▶ _EXERCISE DESCRIPTION_
Reproduce every line of the data, exactly and without its pictures.

Web page and app entries:
.....
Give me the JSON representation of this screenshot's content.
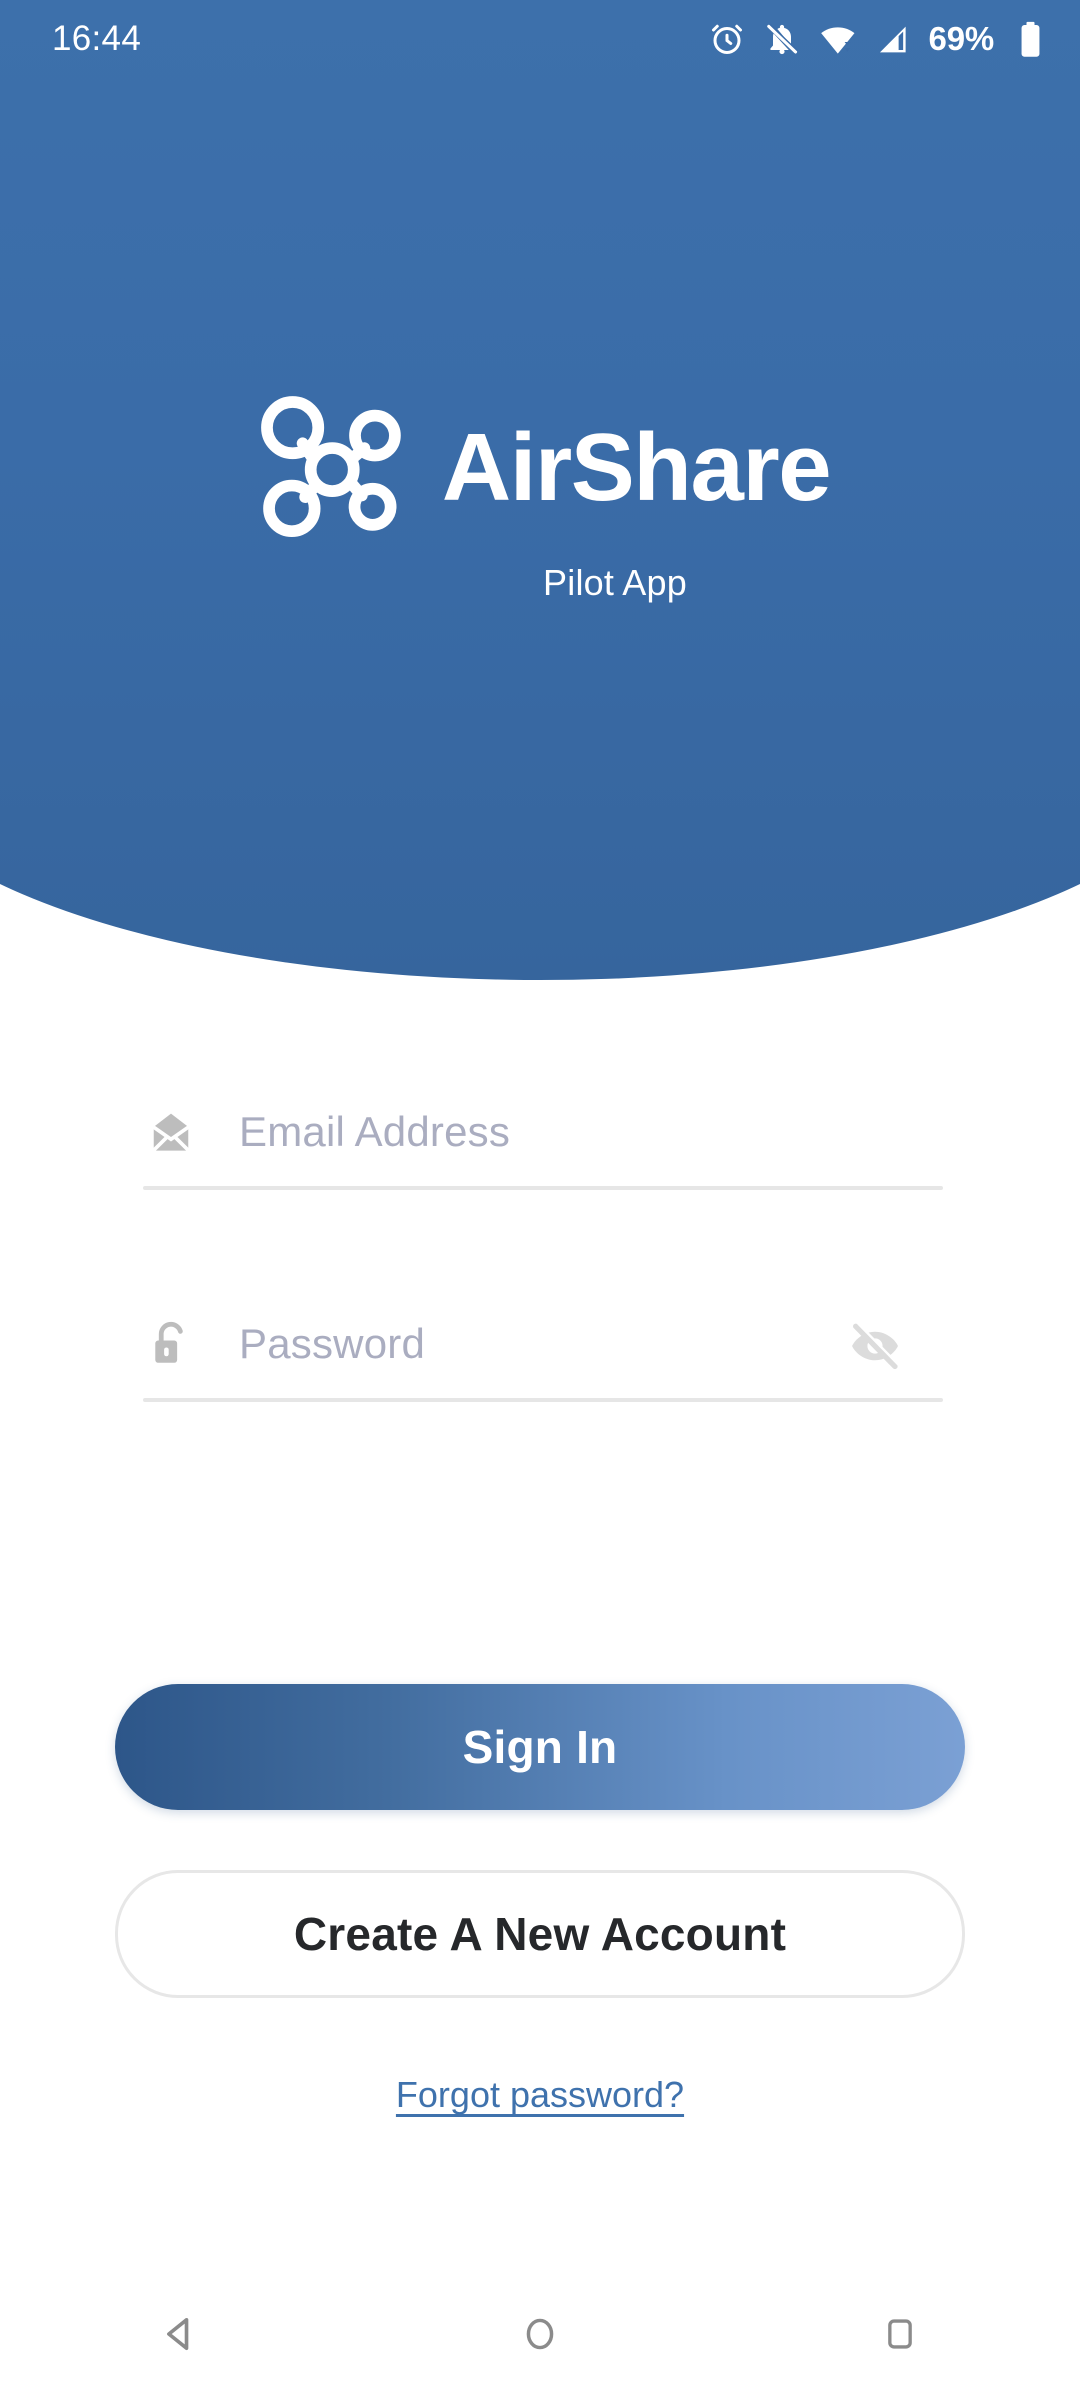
{
  "status_bar": {
    "time": "16:44",
    "battery_percent": "69%",
    "icons": [
      "alarm-icon",
      "notifications-off-icon",
      "wifi-icon",
      "cellular-signal-icon",
      "battery-icon"
    ]
  },
  "brand": {
    "logo_icon": "drone-logo-icon",
    "title": "AirShare",
    "subtitle": "Pilot App"
  },
  "form": {
    "email": {
      "icon": "email-icon",
      "placeholder": "Email Address",
      "value": ""
    },
    "password": {
      "icon": "lock-icon",
      "placeholder": "Password",
      "value": "",
      "toggle_icon": "eye-off-icon"
    }
  },
  "actions": {
    "sign_in_label": "Sign In",
    "create_account_label": "Create A New Account",
    "forgot_password_label": "Forgot password?"
  },
  "nav_bar": {
    "back": "back-nav-icon",
    "home": "home-nav-icon",
    "recents": "recents-nav-icon"
  },
  "colors": {
    "header_blue": "#3a6ca8",
    "header_blue_dark": "#36659d",
    "primary_gradient_start": "#2d5689",
    "primary_gradient_end": "#7ba0d4",
    "placeholder": "#aaadc0",
    "underline": "#e6e6e6",
    "link_blue": "#3f72ad",
    "icon_gray": "#bdbdbd",
    "nav_gray": "#8b8b8b"
  }
}
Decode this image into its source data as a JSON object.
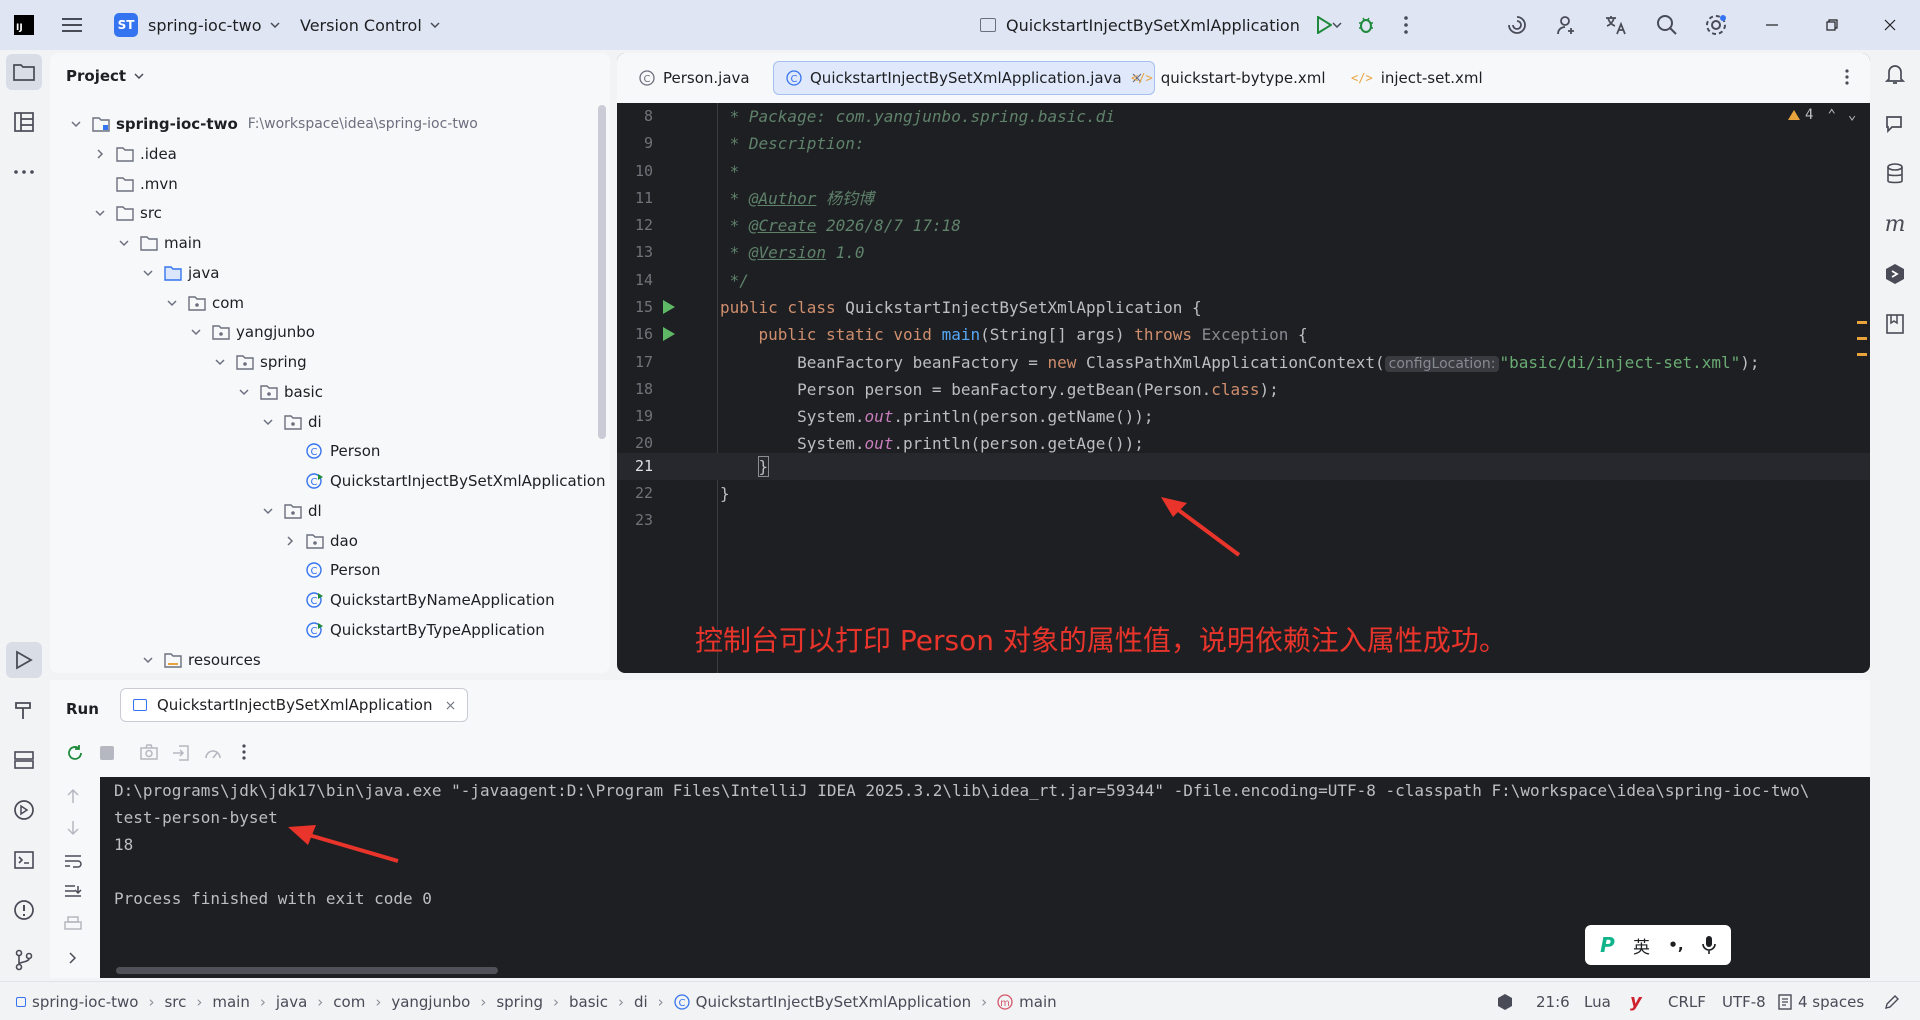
{
  "titlebar": {
    "project_badge": "ST",
    "project_name": "spring-ioc-two",
    "vcs_label": "Version Control",
    "run_config": "QuickstartInjectBySetXmlApplication"
  },
  "project_panel": {
    "title": "Project",
    "root_name": "spring-ioc-two",
    "root_path": "F:\\workspace\\idea\\spring-ioc-two",
    "nodes": [
      ".idea",
      ".mvn",
      "src",
      "main",
      "java",
      "com",
      "yangjunbo",
      "spring",
      "basic",
      "di",
      "Person",
      "QuickstartInjectBySetXmlApplication",
      "dl",
      "dao",
      "Person",
      "QuickstartByNameApplication",
      "QuickstartByTypeApplication",
      "resources"
    ]
  },
  "editor": {
    "tabs": [
      "Person.java",
      "QuickstartInjectBySetXmlApplication.java",
      "quickstart-bytype.xml",
      "inject-set.xml"
    ],
    "warnings": "4",
    "line_numbers": [
      "8",
      "9",
      "10",
      "11",
      "12",
      "13",
      "14",
      "15",
      "16",
      "17",
      "18",
      "19",
      "20",
      "21",
      "22",
      "23"
    ],
    "code": {
      "l8": " * Package: com.yangjunbo.spring.basic.di",
      "l9": " * Description:",
      "l10": " *",
      "l11_tag": "@Author",
      "l11_val": "杨钧博",
      "l12_tag": "@Create",
      "l12_val": "2026/8/7 17:18",
      "l13_tag": "@Version",
      "l13_val": "1.0",
      "l14": " */",
      "class_kw": "public class",
      "class_name": "QuickstartInjectBySetXmlApplication {",
      "main_kw": "public static void",
      "main_name": "main",
      "main_args": "(String[] args)",
      "throws_kw": "throws",
      "exception": "Exception",
      "brace": "{",
      "l17_a": "BeanFactory beanFactory = ",
      "l17_new": "new",
      "l17_b": " ClassPathXmlApplicationContext(",
      "param_hint": "configLocation:",
      "l17_str": "\"basic/di/inject-set.xml\"",
      "l17_end": ");",
      "l18_a": "Person person = beanFactory.getBean(Person.",
      "l18_class": "class",
      "l18_end": ");",
      "l19_a": "System.",
      "l19_out": "out",
      "l19_b": ".println(person.getName());",
      "l20_a": "System.",
      "l20_out": "out",
      "l20_b": ".println(person.getAge());",
      "l21": "}",
      "l22": "}"
    },
    "annotation": "控制台可以打印 Person 对象的属性值，说明依赖注入属性成功。"
  },
  "run_panel": {
    "title": "Run",
    "tab": "QuickstartInjectBySetXmlApplication",
    "console": [
      "D:\\programs\\jdk\\jdk17\\bin\\java.exe \"-javaagent:D:\\Program Files\\IntelliJ IDEA 2025.3.2\\lib\\idea_rt.jar=59344\" -Dfile.encoding=UTF-8 -classpath F:\\workspace\\idea\\spring-ioc-two\\",
      "test-person-byset",
      "18",
      "",
      "Process finished with exit code 0"
    ]
  },
  "ime": {
    "lang": "英",
    "punct": "•,",
    "logo": "P"
  },
  "statusbar": {
    "breadcrumbs": [
      "spring-ioc-two",
      "src",
      "main",
      "java",
      "com",
      "yangjunbo",
      "spring",
      "basic",
      "di",
      "QuickstartInjectBySetXmlApplication",
      "main"
    ],
    "position": "21:6",
    "language": "Lua",
    "line_sep": "CRLF",
    "encoding": "UTF-8",
    "indent": "4 spaces"
  },
  "colors": {
    "accent": "#3574f0",
    "annotation_red": "#e8342b",
    "editor_bg": "#1e1f22"
  }
}
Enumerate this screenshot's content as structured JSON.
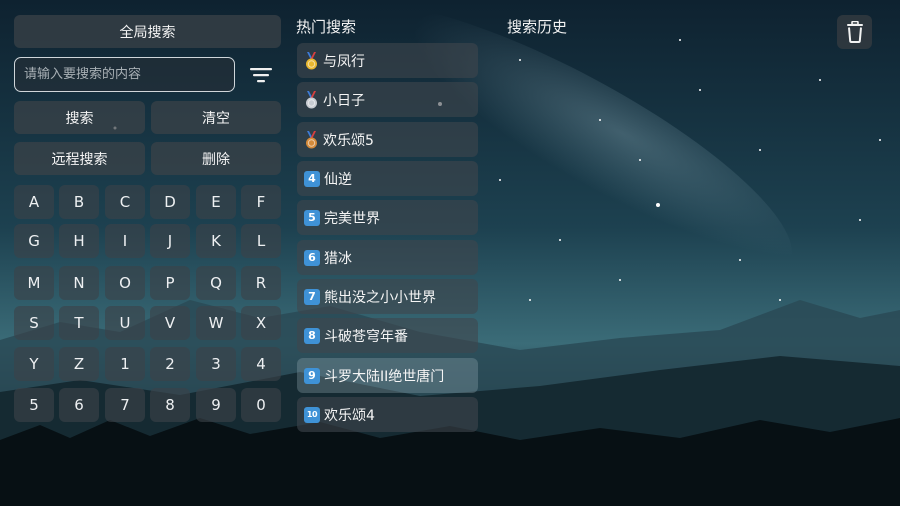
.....
▶ _ANSWER BOX_
Give me the JSON representation of this screenshot's content.
{
  "status_bar": {
    "time": "16:44",
    "battery_percent": "69%",
    "icons": [
      "alarm-icon",
      "notifications-off-icon",
      "wifi-icon",
      "cellular-signal-icon",
      "battery-icon"
    ]
  },
  "brand": {
    "logo_icon": "drone-logo-icon",
    "title": "AirShare",
    "subtitle": "Pilot App"
  },
  "form": {
    "email": {
      "icon": "email-icon",
      "placeholder": "Email Address",
      "value": ""
    },
    "password": {
      "icon": "lock-icon",
      "placeholder": "Password",
      "value": "",
      "toggle_icon": "eye-off-icon"
    }
  },
  "actions": {
    "sign_in_label": "Sign In",
    "create_account_label": "Create A New Account",
    "forgot_password_label": "Forgot password?"
  },
  "nav_bar": {
    "back": "back-nav-icon",
    "home": "home-nav-icon",
    "recents": "recents-nav-icon"
  },
  "colors": {
    "header_blue": "#3a6ca8",
    "header_blue_dark": "#36659d",
    "primary_gradient_start": "#2d5689",
    "primary_gradient_end": "#7ba0d4",
    "placeholder": "#aaadc0",
    "underline": "#e6e6e6",
    "link_blue": "#3f72ad",
    "icon_gray": "#bdbdbd",
    "nav_gray": "#8b8b8b"
  }
}
Decode this image into its source data as a JSON object.
{
  "titlebar": {
    "project_badge": "ST",
    "project_name": "spring-ioc-two",
    "vcs_label": "Version Control",
    "run_config": "QuickstartInjectBySetXmlApplication"
  },
  "project_panel": {
    "title": "Project",
    "root_name": "spring-ioc-two",
    "root_path": "F:\\workspace\\idea\\spring-ioc-two",
    "nodes": [
      ".idea",
      ".mvn",
      "src",
      "main",
      "java",
      "com",
      "yangjunbo",
      "spring",
      "basic",
      "di",
      "Person",
      "QuickstartInjectBySetXmlApplication",
      "dl",
      "dao",
      "Person",
      "QuickstartByNameApplication",
      "QuickstartByTypeApplication",
      "resources"
    ]
  },
  "editor": {
    "tabs": [
      "Person.java",
      "QuickstartInjectBySetXmlApplication.java",
      "quickstart-bytype.xml",
      "inject-set.xml"
    ],
    "warnings": "4",
    "line_numbers": [
      "8",
      "9",
      "10",
      "11",
      "12",
      "13",
      "14",
      "15",
      "16",
      "17",
      "18",
      "19",
      "20",
      "21",
      "22",
      "23"
    ],
    "code": {
      "l8": " * Package: com.yangjunbo.spring.basic.di",
      "l9": " * Description:",
      "l10": " *",
      "l11_tag": "@Author",
      "l11_val": "杨钧博",
      "l12_tag": "@Create",
      "l12_val": "2026/8/7 17:18",
      "l13_tag": "@Version",
      "l13_val": "1.0",
      "l14": " */",
      "class_kw": "public class",
      "class_name": "QuickstartInjectBySetXmlApplication {",
      "main_kw": "public static void",
      "main_name": "main",
      "main_args": "(String[] args)",
      "throws_kw": "throws",
      "exception": "Exception",
      "brace": "{",
      "l17_a": "BeanFactory beanFactory = ",
      "l17_new": "new",
      "l17_b": " ClassPathXmlApplicationContext(",
      "param_hint": "configLocation:",
      "l17_str": "\"basic/di/inject-set.xml\"",
      "l17_end": ");",
      "l18_a": "Person person = beanFactory.getBean(Person.",
      "l18_class": "class",
      "l18_end": ");",
      "l19_a": "System.",
      "l19_out": "out",
      "l19_b": ".println(person.getName());",
      "l20_a": "System.",
      "l20_out": "out",
      "l20_b": ".println(person.getAge());",
      "l21": "}",
      "l22": "}"
    },
    "annotation": "控制台可以打印 Person 对象的属性值，说明依赖注入属性成功。"
  },
  "run_panel": {
    "title": "Run",
    "tab": "QuickstartInjectBySetXmlApplication",
    "console": [
      "D:\\programs\\jdk\\jdk17\\bin\\java.exe \"-javaagent:D:\\Program Files\\IntelliJ IDEA 2025.3.2\\lib\\idea_rt.jar=59344\" -Dfile.encoding=UTF-8 -classpath F:\\workspace\\idea\\spring-ioc-two\\",
      "test-person-byset",
      "18",
      "",
      "Process finished with exit code 0"
    ]
  },
  "ime": {
    "lang": "英",
    "punct": "•,",
    "logo": "P"
  },
  "statusbar": {
    "breadcrumbs": [
      "spring-ioc-two",
      "src",
      "main",
      "java",
      "com",
      "yangjunbo",
      "spring",
      "basic",
      "di",
      "QuickstartInjectBySetXmlApplication",
      "main"
    ],
    "position": "21:6",
    "language": "Lua",
    "line_sep": "CRLF",
    "encoding": "UTF-8",
    "indent": "4 spaces"
  },
  "colors": {
    "accent": "#3574f0",
    "annotation_red": "#e8342b",
    "editor_bg": "#1e1f22"
  }
}
Enumerate this screenshot's content as structured JSON.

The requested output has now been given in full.